-- Exercise prompt --
Output the records below in full, word for word; pictures do not belong in it.

[Extracted records]
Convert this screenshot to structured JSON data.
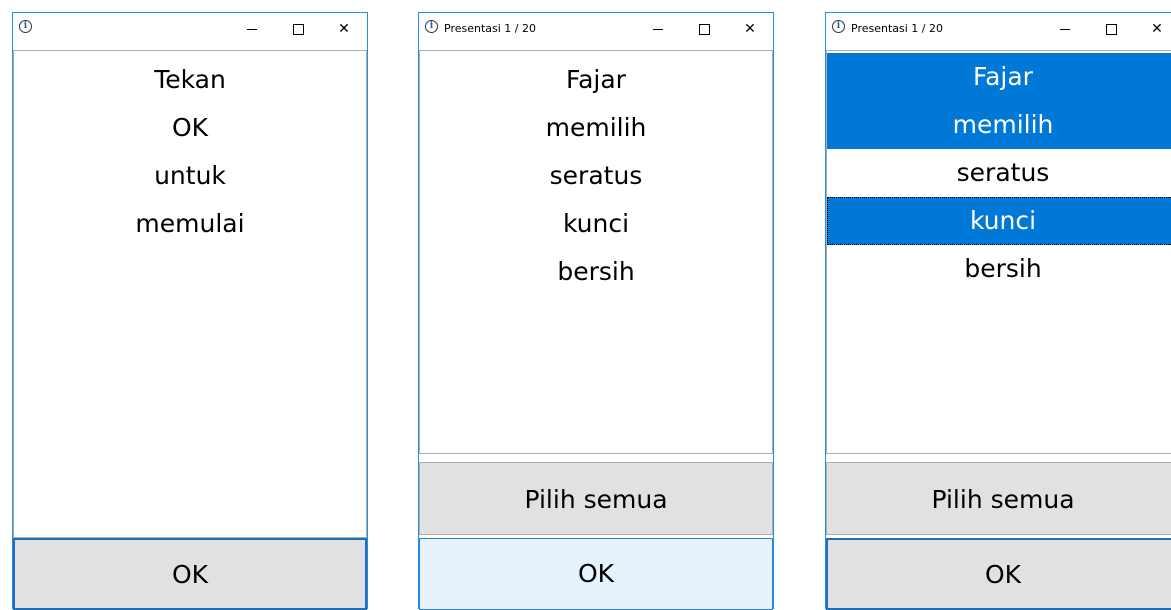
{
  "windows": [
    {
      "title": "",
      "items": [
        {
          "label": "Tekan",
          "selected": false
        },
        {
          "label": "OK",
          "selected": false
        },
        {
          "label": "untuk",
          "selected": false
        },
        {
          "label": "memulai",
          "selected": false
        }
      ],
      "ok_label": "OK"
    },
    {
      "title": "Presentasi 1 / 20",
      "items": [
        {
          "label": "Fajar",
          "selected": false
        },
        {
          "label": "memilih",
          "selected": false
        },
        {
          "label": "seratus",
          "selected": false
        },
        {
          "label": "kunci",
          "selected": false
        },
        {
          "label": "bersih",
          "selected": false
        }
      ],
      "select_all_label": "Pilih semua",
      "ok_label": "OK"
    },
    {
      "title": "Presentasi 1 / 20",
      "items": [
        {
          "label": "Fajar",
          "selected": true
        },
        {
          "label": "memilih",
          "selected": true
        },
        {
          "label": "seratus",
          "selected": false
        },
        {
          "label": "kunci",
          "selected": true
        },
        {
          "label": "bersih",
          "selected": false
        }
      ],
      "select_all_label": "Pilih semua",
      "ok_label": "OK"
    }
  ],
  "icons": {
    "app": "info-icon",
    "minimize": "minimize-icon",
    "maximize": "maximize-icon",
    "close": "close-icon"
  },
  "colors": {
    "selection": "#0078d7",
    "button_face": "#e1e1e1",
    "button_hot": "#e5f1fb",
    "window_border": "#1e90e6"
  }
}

-- Response area --
Convert this screenshot to structured JSON data.
{
  "windows": [
    {
      "title": "",
      "items": [
        {
          "label": "Tekan",
          "selected": false
        },
        {
          "label": "OK",
          "selected": false
        },
        {
          "label": "untuk",
          "selected": false
        },
        {
          "label": "memulai",
          "selected": false
        }
      ],
      "ok_label": "OK"
    },
    {
      "title": "Presentasi 1 / 20",
      "items": [
        {
          "label": "Fajar",
          "selected": false
        },
        {
          "label": "memilih",
          "selected": false
        },
        {
          "label": "seratus",
          "selected": false
        },
        {
          "label": "kunci",
          "selected": false
        },
        {
          "label": "bersih",
          "selected": false
        }
      ],
      "select_all_label": "Pilih semua",
      "ok_label": "OK"
    },
    {
      "title": "Presentasi 1 / 20",
      "items": [
        {
          "label": "Fajar",
          "selected": true
        },
        {
          "label": "memilih",
          "selected": true
        },
        {
          "label": "seratus",
          "selected": false
        },
        {
          "label": "kunci",
          "selected": true
        },
        {
          "label": "bersih",
          "selected": false
        }
      ],
      "select_all_label": "Pilih semua",
      "ok_label": "OK"
    }
  ],
  "icons": {
    "app": "info-icon",
    "minimize": "minimize-icon",
    "maximize": "maximize-icon",
    "close": "close-icon"
  },
  "colors": {
    "selection": "#0078d7",
    "button_face": "#e1e1e1",
    "button_hot": "#e5f1fb",
    "window_border": "#1e90e6"
  }
}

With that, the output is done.